Closeup image of senior woman receiving a vaccination; Credit: Getty Images
Credit: Getty Images

A multicomponent vaccine campaign did not have a significant effect on vaccination rates among skilled nursing facility residents or staff, according to a study led by a researcher at the Hinda and Arthur Marcus Institute for Aging Research.

The research involved 133 skilled nursing facilities taking part in the Pharmacy Partnership for Long-Term Care Program between December of 2020 and March of 2021. Participants, including nearly 8,000 long-stay residents and around 18,000 staff, were randomly assigned to either the intervention or control arms of the study. Facilities in the intervention group leveraged best practices for encouraging vaccination such as identifying frontline champions and giving small gifts to vaccinated staff, while those in the control group ran the program as usual, with no added incentives. 

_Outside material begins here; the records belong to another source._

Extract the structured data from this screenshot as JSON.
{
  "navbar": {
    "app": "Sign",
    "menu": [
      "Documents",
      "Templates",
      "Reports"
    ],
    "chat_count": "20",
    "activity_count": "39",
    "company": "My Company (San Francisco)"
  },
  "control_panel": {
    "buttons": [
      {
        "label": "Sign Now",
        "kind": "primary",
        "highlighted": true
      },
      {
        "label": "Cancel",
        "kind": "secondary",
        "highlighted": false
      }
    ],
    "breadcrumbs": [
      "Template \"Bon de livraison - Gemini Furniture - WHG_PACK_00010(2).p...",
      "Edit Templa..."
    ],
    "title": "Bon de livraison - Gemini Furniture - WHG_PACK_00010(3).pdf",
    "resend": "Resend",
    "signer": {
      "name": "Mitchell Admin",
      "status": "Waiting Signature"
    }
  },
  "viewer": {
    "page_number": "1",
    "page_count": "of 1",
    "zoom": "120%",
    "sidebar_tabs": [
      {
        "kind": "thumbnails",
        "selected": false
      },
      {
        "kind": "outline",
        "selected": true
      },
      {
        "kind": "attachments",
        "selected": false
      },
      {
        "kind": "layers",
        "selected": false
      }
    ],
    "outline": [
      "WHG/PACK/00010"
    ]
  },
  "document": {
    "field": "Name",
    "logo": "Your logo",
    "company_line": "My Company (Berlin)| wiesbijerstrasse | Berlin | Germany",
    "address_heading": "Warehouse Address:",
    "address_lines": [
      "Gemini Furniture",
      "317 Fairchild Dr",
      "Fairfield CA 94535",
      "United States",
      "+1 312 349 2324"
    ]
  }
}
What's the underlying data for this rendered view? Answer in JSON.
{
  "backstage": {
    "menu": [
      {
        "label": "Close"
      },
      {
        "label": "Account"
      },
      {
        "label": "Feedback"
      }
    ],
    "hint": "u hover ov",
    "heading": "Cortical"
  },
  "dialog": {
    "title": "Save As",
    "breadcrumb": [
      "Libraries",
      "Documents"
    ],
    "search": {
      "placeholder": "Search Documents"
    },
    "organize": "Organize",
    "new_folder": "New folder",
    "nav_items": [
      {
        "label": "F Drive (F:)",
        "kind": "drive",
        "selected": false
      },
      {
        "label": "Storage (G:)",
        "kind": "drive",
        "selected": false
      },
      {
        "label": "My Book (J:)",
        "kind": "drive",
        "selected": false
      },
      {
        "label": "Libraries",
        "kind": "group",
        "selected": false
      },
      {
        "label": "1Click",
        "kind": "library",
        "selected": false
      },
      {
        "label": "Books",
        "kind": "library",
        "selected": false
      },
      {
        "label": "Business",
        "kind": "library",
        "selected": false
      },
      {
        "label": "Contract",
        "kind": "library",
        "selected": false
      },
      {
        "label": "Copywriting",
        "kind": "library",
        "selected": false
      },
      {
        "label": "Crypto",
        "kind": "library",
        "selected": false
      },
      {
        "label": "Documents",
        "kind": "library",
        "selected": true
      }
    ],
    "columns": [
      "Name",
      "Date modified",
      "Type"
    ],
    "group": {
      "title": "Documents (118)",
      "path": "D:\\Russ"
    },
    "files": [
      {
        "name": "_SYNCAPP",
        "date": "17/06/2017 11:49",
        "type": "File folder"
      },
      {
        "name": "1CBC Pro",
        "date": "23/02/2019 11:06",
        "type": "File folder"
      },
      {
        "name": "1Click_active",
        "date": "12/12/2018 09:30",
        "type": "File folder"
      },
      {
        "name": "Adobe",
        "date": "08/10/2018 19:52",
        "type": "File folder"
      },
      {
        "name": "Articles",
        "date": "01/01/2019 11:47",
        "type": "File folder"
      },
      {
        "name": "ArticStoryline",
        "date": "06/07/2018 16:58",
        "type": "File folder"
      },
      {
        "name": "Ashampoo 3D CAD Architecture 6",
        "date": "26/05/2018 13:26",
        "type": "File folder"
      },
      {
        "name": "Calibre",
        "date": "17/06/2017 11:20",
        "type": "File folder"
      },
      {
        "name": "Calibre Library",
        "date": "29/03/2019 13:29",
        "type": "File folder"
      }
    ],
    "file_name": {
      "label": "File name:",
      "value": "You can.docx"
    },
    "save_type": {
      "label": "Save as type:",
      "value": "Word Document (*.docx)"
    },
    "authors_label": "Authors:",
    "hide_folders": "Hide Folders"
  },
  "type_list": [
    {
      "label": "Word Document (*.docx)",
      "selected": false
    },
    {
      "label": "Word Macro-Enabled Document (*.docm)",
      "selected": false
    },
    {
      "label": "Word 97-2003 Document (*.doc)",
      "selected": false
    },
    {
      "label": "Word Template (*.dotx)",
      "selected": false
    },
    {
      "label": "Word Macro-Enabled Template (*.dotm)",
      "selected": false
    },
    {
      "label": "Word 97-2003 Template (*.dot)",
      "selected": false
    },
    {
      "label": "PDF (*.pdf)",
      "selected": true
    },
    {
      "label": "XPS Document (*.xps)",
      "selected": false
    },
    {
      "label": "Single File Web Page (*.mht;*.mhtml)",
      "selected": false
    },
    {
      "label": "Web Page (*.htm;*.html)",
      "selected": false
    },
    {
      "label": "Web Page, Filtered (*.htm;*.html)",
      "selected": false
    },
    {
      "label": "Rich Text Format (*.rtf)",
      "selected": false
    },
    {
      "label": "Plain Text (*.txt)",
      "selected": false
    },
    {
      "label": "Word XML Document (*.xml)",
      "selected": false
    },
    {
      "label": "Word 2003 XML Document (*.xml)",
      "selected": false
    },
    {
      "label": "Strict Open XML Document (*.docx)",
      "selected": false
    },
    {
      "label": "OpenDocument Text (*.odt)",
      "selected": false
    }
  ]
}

The study showed that there was no significant difference in resident or staff vaccinations in facilities that received the vaccine campaign versus usual care. Among residents, vaccination rates were high, with 81.1% of residents getting vaccinated. Among staff, however, only 49.5% were vaccinated in the intervention arm, compared with 47.9% in the usual care arm.

Moving forward, vaccination campaigns to target staff will likely need to use additional approaches, the researchers said.

“Given the ongoing need to ensure adequate COVID-19 vaccine coverage in SNFs, it is critical to learn from successful and failed vaccine campaigns,” they wrote. “The present study results suggest that bundled interventions that use best practices are not enough to increase vaccine rates in SNFs. Future vaccine campaigns must also strive to create an organizational culture that addresses the concerns of all stakeholders, and brings staff and residents/proxies together with the common goal of ending the pandemic.”

The study was published Monday in JAMA Internal Medicine.